**Your objective**
Only lines containing the word "date" belong in the answer; copy each one from the records.

**Given data**
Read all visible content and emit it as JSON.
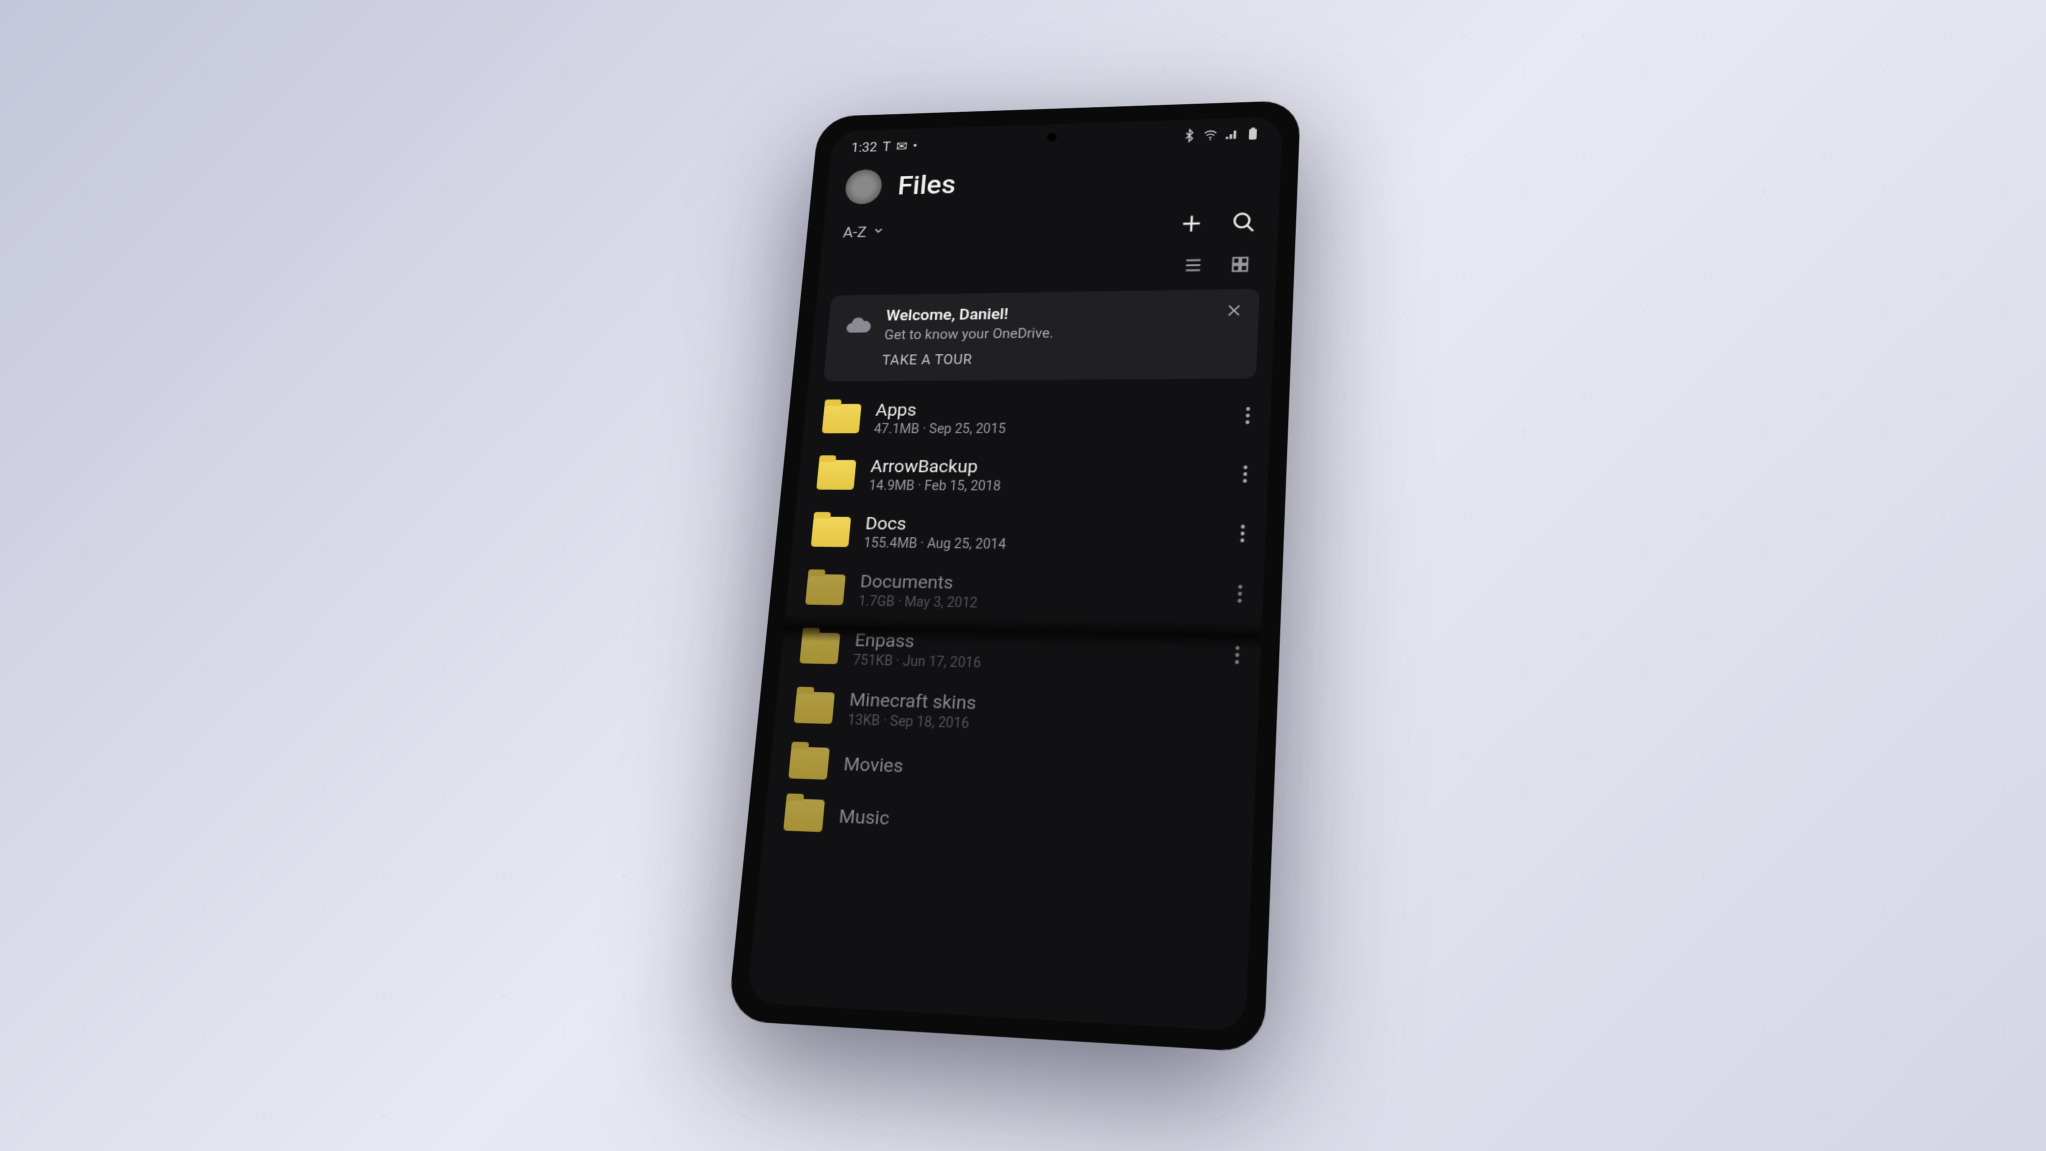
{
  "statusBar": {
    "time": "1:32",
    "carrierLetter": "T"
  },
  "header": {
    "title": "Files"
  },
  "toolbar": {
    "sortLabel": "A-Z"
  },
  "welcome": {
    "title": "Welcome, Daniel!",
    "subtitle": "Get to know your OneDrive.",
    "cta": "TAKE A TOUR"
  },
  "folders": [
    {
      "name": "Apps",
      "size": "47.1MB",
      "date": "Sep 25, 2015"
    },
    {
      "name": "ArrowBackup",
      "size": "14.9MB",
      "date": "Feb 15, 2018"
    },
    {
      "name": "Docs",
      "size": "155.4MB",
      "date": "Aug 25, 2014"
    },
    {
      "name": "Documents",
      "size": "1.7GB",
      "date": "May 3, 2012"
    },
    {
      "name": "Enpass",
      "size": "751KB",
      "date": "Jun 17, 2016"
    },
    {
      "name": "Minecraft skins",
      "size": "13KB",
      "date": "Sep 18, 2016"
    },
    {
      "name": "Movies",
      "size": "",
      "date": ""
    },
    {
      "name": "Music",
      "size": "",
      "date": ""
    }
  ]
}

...

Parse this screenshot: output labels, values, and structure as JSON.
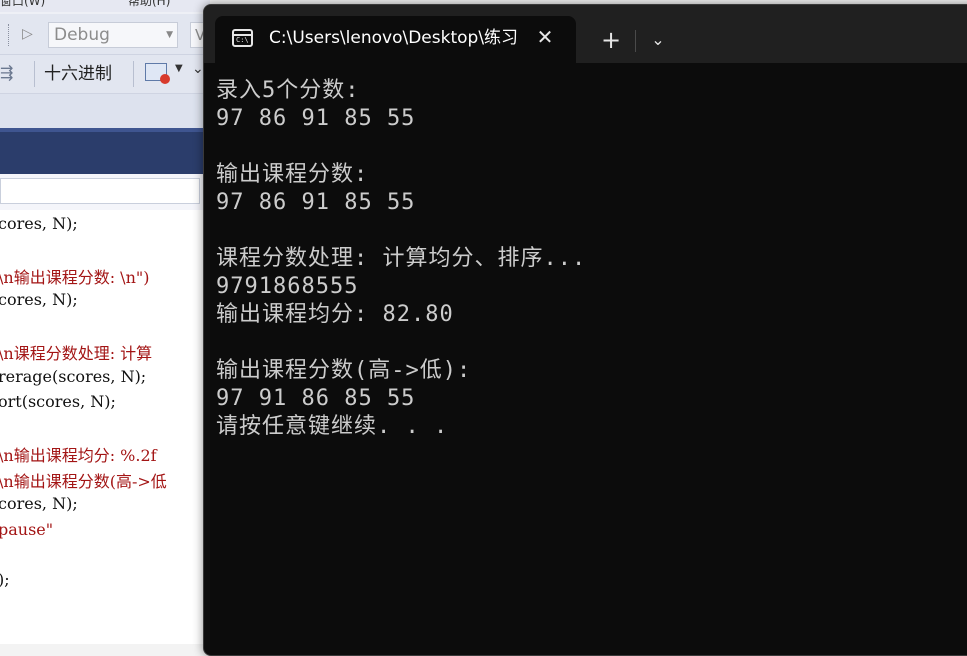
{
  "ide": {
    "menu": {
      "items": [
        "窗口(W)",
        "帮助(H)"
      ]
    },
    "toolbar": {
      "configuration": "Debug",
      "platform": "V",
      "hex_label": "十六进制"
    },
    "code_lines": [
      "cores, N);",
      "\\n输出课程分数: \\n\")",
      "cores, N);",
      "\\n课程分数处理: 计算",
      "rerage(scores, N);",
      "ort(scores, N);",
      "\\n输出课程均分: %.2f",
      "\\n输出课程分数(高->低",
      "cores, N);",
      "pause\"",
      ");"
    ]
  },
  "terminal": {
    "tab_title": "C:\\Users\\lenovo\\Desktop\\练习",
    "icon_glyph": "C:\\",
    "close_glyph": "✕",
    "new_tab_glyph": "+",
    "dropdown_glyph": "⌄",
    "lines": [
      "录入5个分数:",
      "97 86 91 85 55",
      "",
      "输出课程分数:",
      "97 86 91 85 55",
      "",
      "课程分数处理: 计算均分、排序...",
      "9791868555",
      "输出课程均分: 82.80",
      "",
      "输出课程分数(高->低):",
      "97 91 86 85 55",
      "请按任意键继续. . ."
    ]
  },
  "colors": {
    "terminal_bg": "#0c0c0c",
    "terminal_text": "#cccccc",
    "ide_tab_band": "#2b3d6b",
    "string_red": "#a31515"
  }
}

**Problem solution**
      "date": "Sep 25, 2015"
      "date": "Feb 15, 2018"
      "date": "Aug 25, 2014"
      "date": "May 3, 2012"
      "date": "Jun 17, 2016"
      "date": "Sep 18, 2016"
      "date": ""
      "date": ""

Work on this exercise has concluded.